ABOUT THIS EXERCISE:
Please set down each entry exactly, omitting any picture it holds.

Start of MATERIALS PROVIDED

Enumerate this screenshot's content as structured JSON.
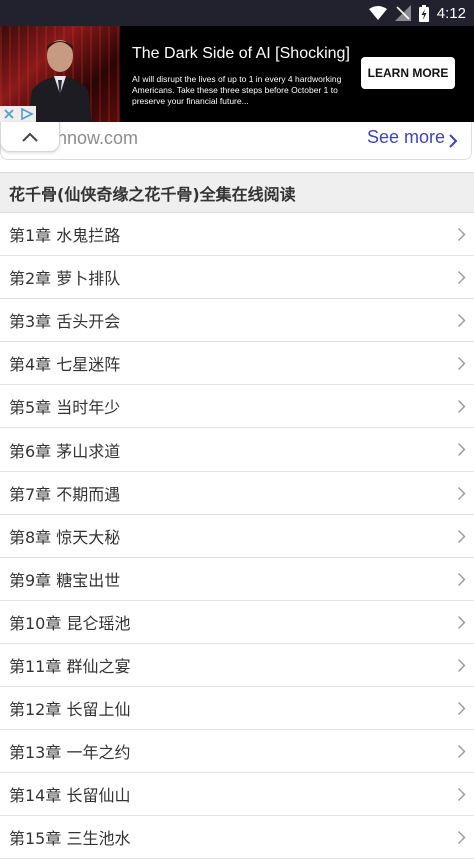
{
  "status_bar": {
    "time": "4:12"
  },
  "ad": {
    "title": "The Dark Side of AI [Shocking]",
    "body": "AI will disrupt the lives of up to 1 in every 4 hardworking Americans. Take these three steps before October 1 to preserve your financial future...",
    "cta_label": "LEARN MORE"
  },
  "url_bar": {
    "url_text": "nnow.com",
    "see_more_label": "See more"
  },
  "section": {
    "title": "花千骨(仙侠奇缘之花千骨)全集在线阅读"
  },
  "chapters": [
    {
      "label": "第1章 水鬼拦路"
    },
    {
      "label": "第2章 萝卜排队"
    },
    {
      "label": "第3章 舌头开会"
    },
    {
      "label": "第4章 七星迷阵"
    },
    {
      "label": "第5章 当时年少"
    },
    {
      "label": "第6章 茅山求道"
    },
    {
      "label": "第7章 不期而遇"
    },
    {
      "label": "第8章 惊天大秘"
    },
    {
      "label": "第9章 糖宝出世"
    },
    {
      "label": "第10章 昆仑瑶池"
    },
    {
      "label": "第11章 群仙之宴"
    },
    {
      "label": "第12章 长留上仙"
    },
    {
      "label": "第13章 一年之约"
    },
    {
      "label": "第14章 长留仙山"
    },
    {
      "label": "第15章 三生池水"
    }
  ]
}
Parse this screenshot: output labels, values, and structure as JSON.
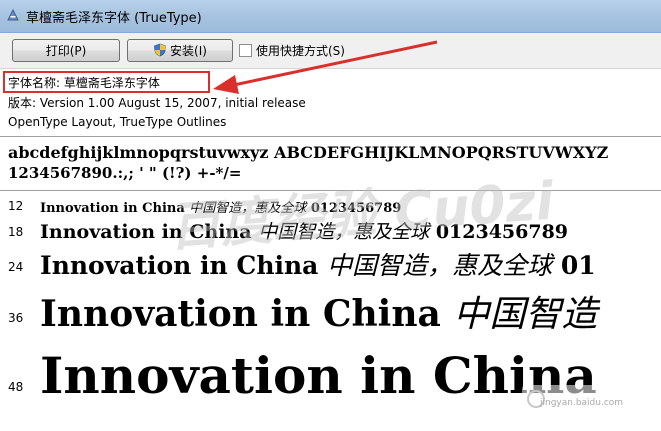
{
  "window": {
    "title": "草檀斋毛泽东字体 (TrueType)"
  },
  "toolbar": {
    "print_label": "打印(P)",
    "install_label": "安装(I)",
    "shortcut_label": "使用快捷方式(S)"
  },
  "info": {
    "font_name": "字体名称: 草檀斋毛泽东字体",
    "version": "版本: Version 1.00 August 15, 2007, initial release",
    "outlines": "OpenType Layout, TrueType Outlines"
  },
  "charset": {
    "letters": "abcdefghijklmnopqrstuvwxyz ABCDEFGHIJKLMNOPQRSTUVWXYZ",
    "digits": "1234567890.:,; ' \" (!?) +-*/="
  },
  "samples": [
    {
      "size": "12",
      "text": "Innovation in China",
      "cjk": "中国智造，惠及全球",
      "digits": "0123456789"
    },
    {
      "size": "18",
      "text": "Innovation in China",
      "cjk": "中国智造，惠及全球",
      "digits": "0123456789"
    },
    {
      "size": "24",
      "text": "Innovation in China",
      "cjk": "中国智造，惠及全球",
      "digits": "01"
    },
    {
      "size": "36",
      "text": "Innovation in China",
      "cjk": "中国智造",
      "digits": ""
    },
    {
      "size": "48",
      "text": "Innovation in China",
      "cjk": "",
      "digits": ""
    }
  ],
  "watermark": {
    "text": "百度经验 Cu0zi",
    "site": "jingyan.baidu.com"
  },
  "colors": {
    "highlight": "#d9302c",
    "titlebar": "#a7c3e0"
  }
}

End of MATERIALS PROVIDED

RESPONSE TO THE EXERCISE:
Enumerate this screenshot's content as structured JSON.
{
  "status_bar": {
    "time": "4:12"
  },
  "ad": {
    "title": "The Dark Side of AI [Shocking]",
    "body": "AI will disrupt the lives of up to 1 in every 4 hardworking Americans. Take these three steps before October 1 to preserve your financial future...",
    "cta_label": "LEARN MORE"
  },
  "url_bar": {
    "url_text": "nnow.com",
    "see_more_label": "See more"
  },
  "section": {
    "title": "花千骨(仙侠奇缘之花千骨)全集在线阅读"
  },
  "chapters": [
    {
      "label": "第1章 水鬼拦路"
    },
    {
      "label": "第2章 萝卜排队"
    },
    {
      "label": "第3章 舌头开会"
    },
    {
      "label": "第4章 七星迷阵"
    },
    {
      "label": "第5章 当时年少"
    },
    {
      "label": "第6章 茅山求道"
    },
    {
      "label": "第7章 不期而遇"
    },
    {
      "label": "第8章 惊天大秘"
    },
    {
      "label": "第9章 糖宝出世"
    },
    {
      "label": "第10章 昆仑瑶池"
    },
    {
      "label": "第11章 群仙之宴"
    },
    {
      "label": "第12章 长留上仙"
    },
    {
      "label": "第13章 一年之约"
    },
    {
      "label": "第14章 长留仙山"
    },
    {
      "label": "第15章 三生池水"
    }
  ]
}
Parse this screenshot: output labels, values, and structure as JSON.
{
  "window": {
    "title": "草檀斋毛泽东字体 (TrueType)"
  },
  "toolbar": {
    "print_label": "打印(P)",
    "install_label": "安装(I)",
    "shortcut_label": "使用快捷方式(S)"
  },
  "info": {
    "font_name": "字体名称: 草檀斋毛泽东字体",
    "version": "版本: Version 1.00 August 15, 2007, initial release",
    "outlines": "OpenType Layout, TrueType Outlines"
  },
  "charset": {
    "letters": "abcdefghijklmnopqrstuvwxyz ABCDEFGHIJKLMNOPQRSTUVWXYZ",
    "digits": "1234567890.:,; ' \" (!?) +-*/="
  },
  "samples": [
    {
      "size": "12",
      "text": "Innovation in China",
      "cjk": "中国智造，惠及全球",
      "digits": "0123456789"
    },
    {
      "size": "18",
      "text": "Innovation in China",
      "cjk": "中国智造，惠及全球",
      "digits": "0123456789"
    },
    {
      "size": "24",
      "text": "Innovation in China",
      "cjk": "中国智造，惠及全球",
      "digits": "01"
    },
    {
      "size": "36",
      "text": "Innovation in China",
      "cjk": "中国智造",
      "digits": ""
    },
    {
      "size": "48",
      "text": "Innovation in China",
      "cjk": "",
      "digits": ""
    }
  ],
  "watermark": {
    "text": "百度经验 Cu0zi",
    "site": "jingyan.baidu.com"
  },
  "colors": {
    "highlight": "#d9302c",
    "titlebar": "#a7c3e0"
  }
}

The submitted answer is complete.